Tonight, you are the leader of the wild hunt.  You lead the specters of men past in the hunt of the wild boar.  You ride at the head on the back of Loki’s magnificent son and take with you all who stand in your way.  But, those that join you in the hunt are rewarded handsomely.

Let us not stand in your way.  Let us join you in your hunt!  Let us find that boar!

Odin, on this the shortest day of the year, let us join you, and join your hunt!

We give this {name beverage} to you!

Odin, Accept our Sacrifice!

Works Cited

ADF. ADF Core Order of Ritual. 22 Oct 2008 <http://www.adf.org/rituals/explanations/core-order.html&gt;.

Alliterative verse. 7 June 2009 <http://en.wikipedia.org/wiki/Alliterative_verse&gt;.

Bellows, tr. Henry A. Völuspá. 02 Jan 2009 <http://cybersamurai.net/Mythology/nordic_gods/LegendsSagas/Edda/PoeticE…;.

Bonewits, Isaac. Rites of Worship: A Neopagan Approach. Earth Religions Press, 2003.

Corrigan, Ian. The Intentions of Drudic Ritual. <http://www.adf.org/rituals/explanations/intentions.html&gt;.

Larington, Carolyne, trans. Poetic Edda. NY: Oxford Press, 1999.

Random House, Inc. enthusiasm. 02 Jan 2009 <http://dictionary.reference.com/browse/enthusiasm&gt;.

Sturluson, Snorri. Edda. Trans. Anthony Faulkes. Clarendon, VT: Everyman Press, 1995.

Völuspá. 02 Jan 2009 <http://cybersamurai.net/Mythology/nordic_gods/LegendsSagas/Edda/PoeticE…;.
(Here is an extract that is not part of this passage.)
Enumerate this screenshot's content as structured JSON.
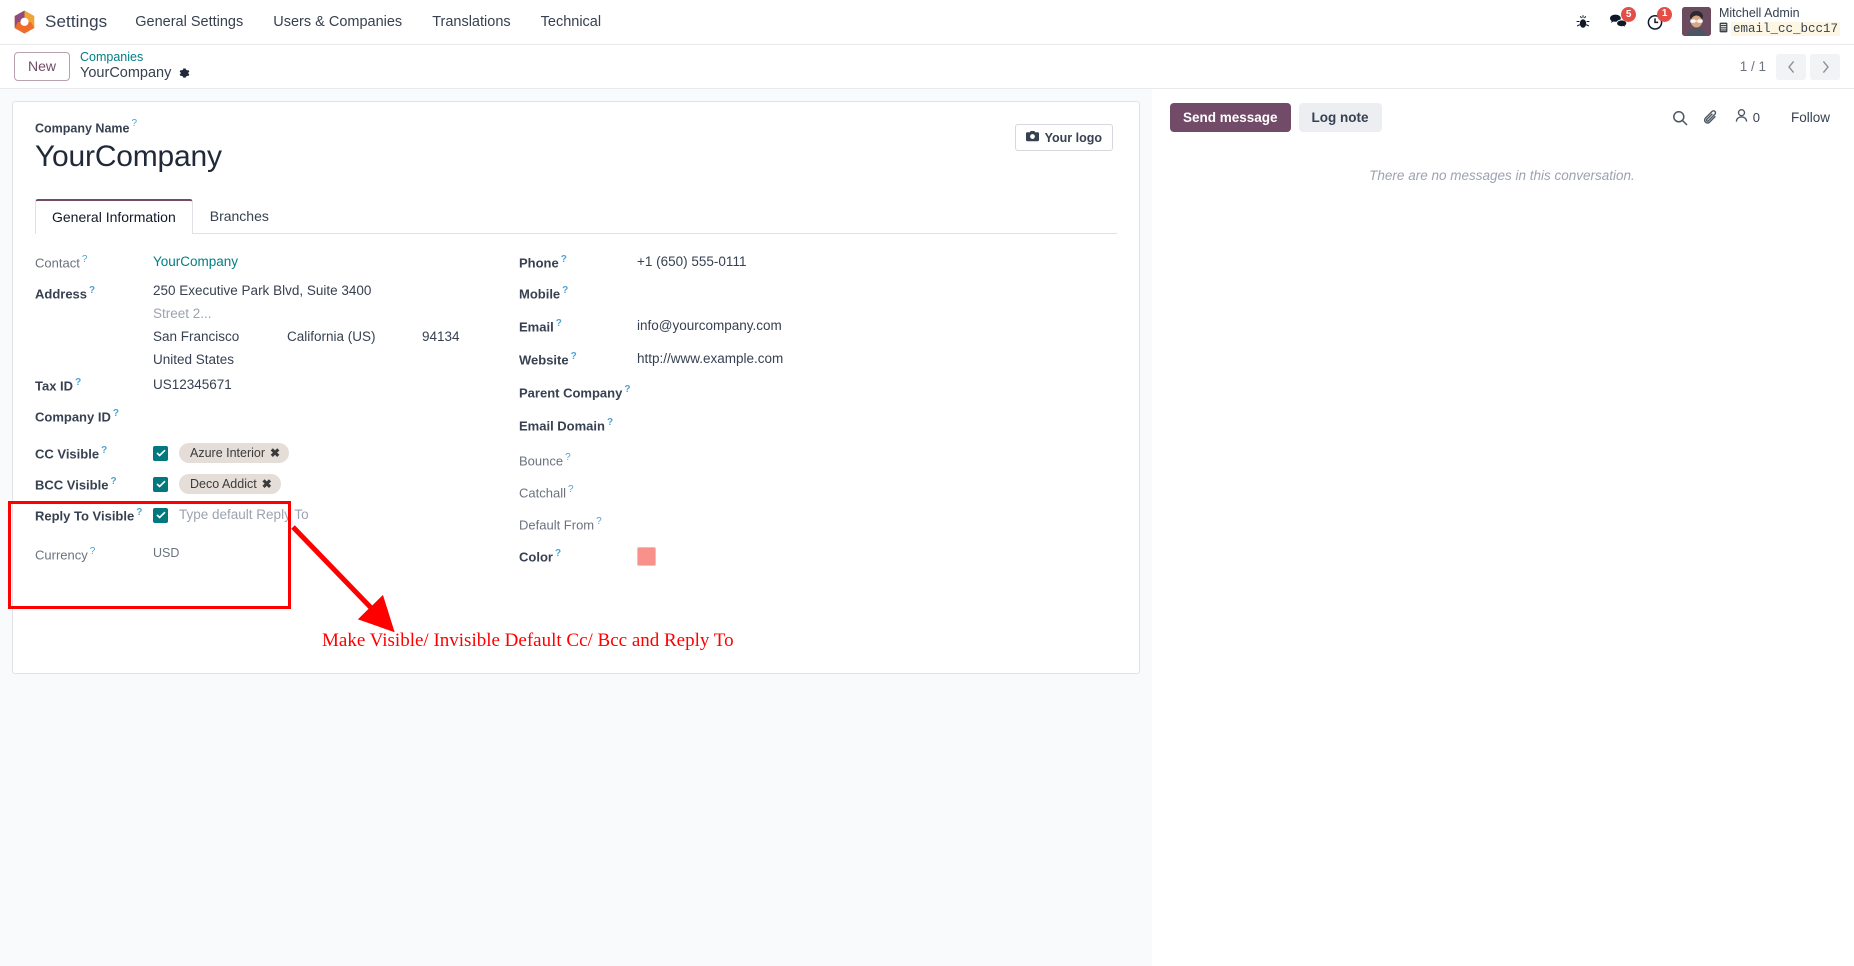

Watkins, Calvert. How to Kill a Dragon. New York, NY: Oxford University Press, 1995.